Website and app data records ▸
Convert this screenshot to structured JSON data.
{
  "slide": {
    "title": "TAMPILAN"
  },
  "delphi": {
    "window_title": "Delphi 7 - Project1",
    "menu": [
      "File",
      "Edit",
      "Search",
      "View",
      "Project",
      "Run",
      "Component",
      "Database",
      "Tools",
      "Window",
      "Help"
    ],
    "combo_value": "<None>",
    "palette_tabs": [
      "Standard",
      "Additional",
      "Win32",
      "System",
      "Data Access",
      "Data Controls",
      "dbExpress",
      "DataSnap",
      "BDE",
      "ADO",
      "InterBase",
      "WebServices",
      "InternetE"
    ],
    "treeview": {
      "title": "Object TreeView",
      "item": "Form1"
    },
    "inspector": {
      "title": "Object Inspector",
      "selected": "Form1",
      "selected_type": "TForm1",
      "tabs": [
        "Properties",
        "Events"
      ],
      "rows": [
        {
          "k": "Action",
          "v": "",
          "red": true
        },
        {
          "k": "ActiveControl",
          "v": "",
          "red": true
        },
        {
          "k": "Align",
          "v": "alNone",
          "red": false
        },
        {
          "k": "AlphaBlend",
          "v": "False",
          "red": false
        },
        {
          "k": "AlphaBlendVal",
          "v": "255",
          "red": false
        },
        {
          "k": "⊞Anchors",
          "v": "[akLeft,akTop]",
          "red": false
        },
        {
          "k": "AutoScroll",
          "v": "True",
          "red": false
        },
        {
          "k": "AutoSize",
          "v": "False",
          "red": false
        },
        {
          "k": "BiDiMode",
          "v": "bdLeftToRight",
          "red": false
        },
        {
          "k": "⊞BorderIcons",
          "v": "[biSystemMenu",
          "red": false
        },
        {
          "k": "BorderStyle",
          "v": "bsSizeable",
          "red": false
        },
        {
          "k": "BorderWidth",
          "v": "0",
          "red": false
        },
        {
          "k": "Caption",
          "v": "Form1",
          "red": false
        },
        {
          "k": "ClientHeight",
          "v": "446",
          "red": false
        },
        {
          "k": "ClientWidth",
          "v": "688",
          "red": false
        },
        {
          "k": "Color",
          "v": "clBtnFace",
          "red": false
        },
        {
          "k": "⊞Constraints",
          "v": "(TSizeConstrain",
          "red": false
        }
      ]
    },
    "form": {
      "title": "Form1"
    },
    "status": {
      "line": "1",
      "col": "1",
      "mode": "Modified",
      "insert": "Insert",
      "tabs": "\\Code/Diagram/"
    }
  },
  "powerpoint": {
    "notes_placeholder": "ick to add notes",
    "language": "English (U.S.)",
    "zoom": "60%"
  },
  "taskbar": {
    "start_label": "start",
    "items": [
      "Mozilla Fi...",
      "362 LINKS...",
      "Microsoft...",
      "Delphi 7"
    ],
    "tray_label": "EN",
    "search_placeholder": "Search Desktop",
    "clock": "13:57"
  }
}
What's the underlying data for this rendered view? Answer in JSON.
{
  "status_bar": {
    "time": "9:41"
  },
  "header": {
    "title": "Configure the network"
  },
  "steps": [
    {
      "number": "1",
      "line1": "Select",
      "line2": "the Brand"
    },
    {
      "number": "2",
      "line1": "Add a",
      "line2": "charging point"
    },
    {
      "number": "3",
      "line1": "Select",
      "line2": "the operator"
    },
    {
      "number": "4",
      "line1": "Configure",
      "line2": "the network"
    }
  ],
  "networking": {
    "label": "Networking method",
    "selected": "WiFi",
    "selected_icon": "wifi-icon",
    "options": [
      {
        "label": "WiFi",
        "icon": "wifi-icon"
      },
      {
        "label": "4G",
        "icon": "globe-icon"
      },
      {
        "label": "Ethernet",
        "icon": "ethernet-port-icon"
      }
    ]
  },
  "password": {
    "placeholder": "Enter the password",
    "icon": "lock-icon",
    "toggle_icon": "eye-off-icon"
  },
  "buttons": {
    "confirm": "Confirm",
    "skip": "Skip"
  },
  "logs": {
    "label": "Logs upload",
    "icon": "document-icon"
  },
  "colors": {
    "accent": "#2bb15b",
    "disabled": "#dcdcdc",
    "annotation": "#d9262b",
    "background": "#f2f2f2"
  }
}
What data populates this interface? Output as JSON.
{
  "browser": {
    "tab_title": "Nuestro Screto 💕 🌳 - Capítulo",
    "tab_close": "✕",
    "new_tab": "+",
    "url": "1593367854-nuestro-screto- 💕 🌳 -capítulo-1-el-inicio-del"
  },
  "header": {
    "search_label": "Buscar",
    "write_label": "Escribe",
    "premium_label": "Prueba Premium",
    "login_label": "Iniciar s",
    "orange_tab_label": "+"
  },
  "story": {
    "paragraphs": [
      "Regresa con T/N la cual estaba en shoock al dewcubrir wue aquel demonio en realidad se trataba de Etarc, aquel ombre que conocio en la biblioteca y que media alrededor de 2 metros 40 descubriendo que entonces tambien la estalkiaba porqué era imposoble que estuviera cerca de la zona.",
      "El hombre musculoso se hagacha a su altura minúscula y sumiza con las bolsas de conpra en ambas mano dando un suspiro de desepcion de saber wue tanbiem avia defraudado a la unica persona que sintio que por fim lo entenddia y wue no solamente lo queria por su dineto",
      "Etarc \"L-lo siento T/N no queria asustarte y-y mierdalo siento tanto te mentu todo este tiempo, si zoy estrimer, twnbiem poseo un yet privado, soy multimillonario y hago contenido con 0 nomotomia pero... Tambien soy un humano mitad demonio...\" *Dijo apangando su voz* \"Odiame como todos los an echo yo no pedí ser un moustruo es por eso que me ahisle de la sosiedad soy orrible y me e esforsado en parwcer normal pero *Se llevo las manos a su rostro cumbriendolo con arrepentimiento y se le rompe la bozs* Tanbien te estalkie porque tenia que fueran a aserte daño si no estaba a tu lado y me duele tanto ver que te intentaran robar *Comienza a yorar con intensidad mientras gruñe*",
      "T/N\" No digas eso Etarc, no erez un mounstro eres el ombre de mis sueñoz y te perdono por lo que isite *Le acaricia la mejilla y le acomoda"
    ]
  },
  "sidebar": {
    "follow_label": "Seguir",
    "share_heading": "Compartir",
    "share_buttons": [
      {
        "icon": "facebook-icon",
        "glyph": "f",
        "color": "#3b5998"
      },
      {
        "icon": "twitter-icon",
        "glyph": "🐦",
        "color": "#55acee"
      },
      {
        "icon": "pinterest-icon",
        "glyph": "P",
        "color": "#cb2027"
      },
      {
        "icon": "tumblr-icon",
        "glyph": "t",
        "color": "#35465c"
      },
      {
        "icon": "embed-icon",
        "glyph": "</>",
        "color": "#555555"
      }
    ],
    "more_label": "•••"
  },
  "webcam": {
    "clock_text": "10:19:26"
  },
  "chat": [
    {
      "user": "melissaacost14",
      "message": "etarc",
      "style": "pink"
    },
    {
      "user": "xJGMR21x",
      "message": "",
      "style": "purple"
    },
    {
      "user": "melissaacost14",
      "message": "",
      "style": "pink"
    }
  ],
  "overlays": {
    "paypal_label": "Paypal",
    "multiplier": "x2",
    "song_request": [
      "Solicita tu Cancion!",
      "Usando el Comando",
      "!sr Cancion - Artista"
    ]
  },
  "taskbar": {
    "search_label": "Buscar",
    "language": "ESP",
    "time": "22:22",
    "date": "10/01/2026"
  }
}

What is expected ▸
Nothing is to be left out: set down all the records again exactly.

Written reply ▸
Convert this screenshot to structured JSON data.
{
  "slide": {
    "title": "TAMPILAN"
  },
  "delphi": {
    "window_title": "Delphi 7 - Project1",
    "menu": [
      "File",
      "Edit",
      "Search",
      "View",
      "Project",
      "Run",
      "Component",
      "Database",
      "Tools",
      "Window",
      "Help"
    ],
    "combo_value": "<None>",
    "palette_tabs": [
      "Standard",
      "Additional",
      "Win32",
      "System",
      "Data Access",
      "Data Controls",
      "dbExpress",
      "DataSnap",
      "BDE",
      "ADO",
      "InterBase",
      "WebServices",
      "InternetE"
    ],
    "treeview": {
      "title": "Object TreeView",
      "item": "Form1"
    },
    "inspector": {
      "title": "Object Inspector",
      "selected": "Form1",
      "selected_type": "TForm1",
      "tabs": [
        "Properties",
        "Events"
      ],
      "rows": [
        {
          "k": "Action",
          "v": "",
          "red": true
        },
        {
          "k": "ActiveControl",
          "v": "",
          "red": true
        },
        {
          "k": "Align",
          "v": "alNone",
          "red": false
        },
        {
          "k": "AlphaBlend",
          "v": "False",
          "red": false
        },
        {
          "k": "AlphaBlendVal",
          "v": "255",
          "red": false
        },
        {
          "k": "⊞Anchors",
          "v": "[akLeft,akTop]",
          "red": false
        },
        {
          "k": "AutoScroll",
          "v": "True",
          "red": false
        },
        {
          "k": "AutoSize",
          "v": "False",
          "red": false
        },
        {
          "k": "BiDiMode",
          "v": "bdLeftToRight",
          "red": false
        },
        {
          "k": "⊞BorderIcons",
          "v": "[biSystemMenu",
          "red": false
        },
        {
          "k": "BorderStyle",
          "v": "bsSizeable",
          "red": false
        },
        {
          "k": "BorderWidth",
          "v": "0",
          "red": false
        },
        {
          "k": "Caption",
          "v": "Form1",
          "red": false
        },
        {
          "k": "ClientHeight",
          "v": "446",
          "red": false
        },
        {
          "k": "ClientWidth",
          "v": "688",
          "red": false
        },
        {
          "k": "Color",
          "v": "clBtnFace",
          "red": false
        },
        {
          "k": "⊞Constraints",
          "v": "(TSizeConstrain",
          "red": false
        }
      ]
    },
    "form": {
      "title": "Form1"
    },
    "status": {
      "line": "1",
      "col": "1",
      "mode": "Modified",
      "insert": "Insert",
      "tabs": "\\Code/Diagram/"
    }
  },
  "powerpoint": {
    "notes_placeholder": "ick to add notes",
    "language": "English (U.S.)",
    "zoom": "60%"
  },
  "taskbar": {
    "start_label": "start",
    "items": [
      "Mozilla Fi...",
      "362 LINKS...",
      "Microsoft...",
      "Delphi 7"
    ],
    "tray_label": "EN",
    "search_placeholder": "Search Desktop",
    "clock": "13:57"
  }
}
What's the underlying data for this rendered view? Answer in JSON.
{
  "status_bar": {
    "time": "9:41"
  },
  "header": {
    "title": "Configure the network"
  },
  "steps": [
    {
      "number": "1",
      "line1": "Select",
      "line2": "the Brand"
    },
    {
      "number": "2",
      "line1": "Add a",
      "line2": "charging point"
    },
    {
      "number": "3",
      "line1": "Select",
      "line2": "the operator"
    },
    {
      "number": "4",
      "line1": "Configure",
      "line2": "the network"
    }
  ],
  "networking": {
    "label": "Networking method",
    "selected": "WiFi",
    "selected_icon": "wifi-icon",
    "options": [
      {
        "label": "WiFi",
        "icon": "wifi-icon"
      },
      {
        "label": "4G",
        "icon": "globe-icon"
      },
      {
        "label": "Ethernet",
        "icon": "ethernet-port-icon"
      }
    ]
  },
  "password": {
    "placeholder": "Enter the password",
    "icon": "lock-icon",
    "toggle_icon": "eye-off-icon"
  },
  "buttons": {
    "confirm": "Confirm",
    "skip": "Skip"
  },
  "logs": {
    "label": "Logs upload",
    "icon": "document-icon"
  },
  "colors": {
    "accent": "#2bb15b",
    "disabled": "#dcdcdc",
    "annotation": "#d9262b",
    "background": "#f2f2f2"
  }
}
What data populates this interface? Output as JSON.
{
  "browser": {
    "tab_title": "Nuestro Screto 💕 🌳 - Capítulo",
    "tab_close": "✕",
    "new_tab": "+",
    "url": "1593367854-nuestro-screto- 💕 🌳 -capítulo-1-el-inicio-del"
  },
  "header": {
    "search_label": "Buscar",
    "write_label": "Escribe",
    "premium_label": "Prueba Premium",
    "login_label": "Iniciar s",
    "orange_tab_label": "+"
  },
  "story": {
    "paragraphs": [
      "Regresa con T/N la cual estaba en shoock al dewcubrir wue aquel demonio en realidad se trataba de Etarc, aquel ombre que conocio en la biblioteca y que media alrededor de 2 metros 40 descubriendo que entonces tambien la estalkiaba porqué era imposoble que estuviera cerca de la zona.",
      "El hombre musculoso se hagacha a su altura minúscula y sumiza con las bolsas de conpra en ambas mano dando un suspiro de desepcion de saber wue tanbiem avia defraudado a la unica persona que sintio que por fim lo entenddia y wue no solamente lo queria por su dineto",
      "Etarc \"L-lo siento T/N no queria asustarte y-y mierdalo siento tanto te mentu todo este tiempo, si zoy estrimer, twnbiem poseo un yet privado, soy multimillonario y hago contenido con 0 nomotomia pero... Tambien soy un humano mitad demonio...\" *Dijo apangando su voz* \"Odiame como todos los an echo yo no pedí ser un moustruo es por eso que me ahisle de la sosiedad soy orrible y me e esforsado en parwcer normal pero *Se llevo las manos a su rostro cumbriendolo con arrepentimiento y se le rompe la bozs* Tanbien te estalkie porque tenia que fueran a aserte daño si no estaba a tu lado y me duele tanto ver que te intentaran robar *Comienza a yorar con intensidad mientras gruñe*",
      "T/N\" No digas eso Etarc, no erez un mounstro eres el ombre de mis sueñoz y te perdono por lo que isite *Le acaricia la mejilla y le acomoda"
    ]
  },
  "sidebar": {
    "follow_label": "Seguir",
    "share_heading": "Compartir",
    "share_buttons": [
      {
        "icon": "facebook-icon",
        "glyph": "f",
        "color": "#3b5998"
      },
      {
        "icon": "twitter-icon",
        "glyph": "🐦",
        "color": "#55acee"
      },
      {
        "icon": "pinterest-icon",
        "glyph": "P",
        "color": "#cb2027"
      },
      {
        "icon": "tumblr-icon",
        "glyph": "t",
        "color": "#35465c"
      },
      {
        "icon": "embed-icon",
        "glyph": "</>",
        "color": "#555555"
      }
    ],
    "more_label": "•••"
  },
  "webcam": {
    "clock_text": "10:19:26"
  },
  "chat": [
    {
      "user": "melissaacost14",
      "message": "etarc",
      "style": "pink"
    },
    {
      "user": "xJGMR21x",
      "message": "",
      "style": "purple"
    },
    {
      "user": "melissaacost14",
      "message": "",
      "style": "pink"
    }
  ],
  "overlays": {
    "paypal_label": "Paypal",
    "multiplier": "x2",
    "song_request": [
      "Solicita tu Cancion!",
      "Usando el Comando",
      "!sr Cancion - Artista"
    ]
  },
  "taskbar": {
    "search_label": "Buscar",
    "language": "ESP",
    "time": "22:22",
    "date": "10/01/2026"
  }
}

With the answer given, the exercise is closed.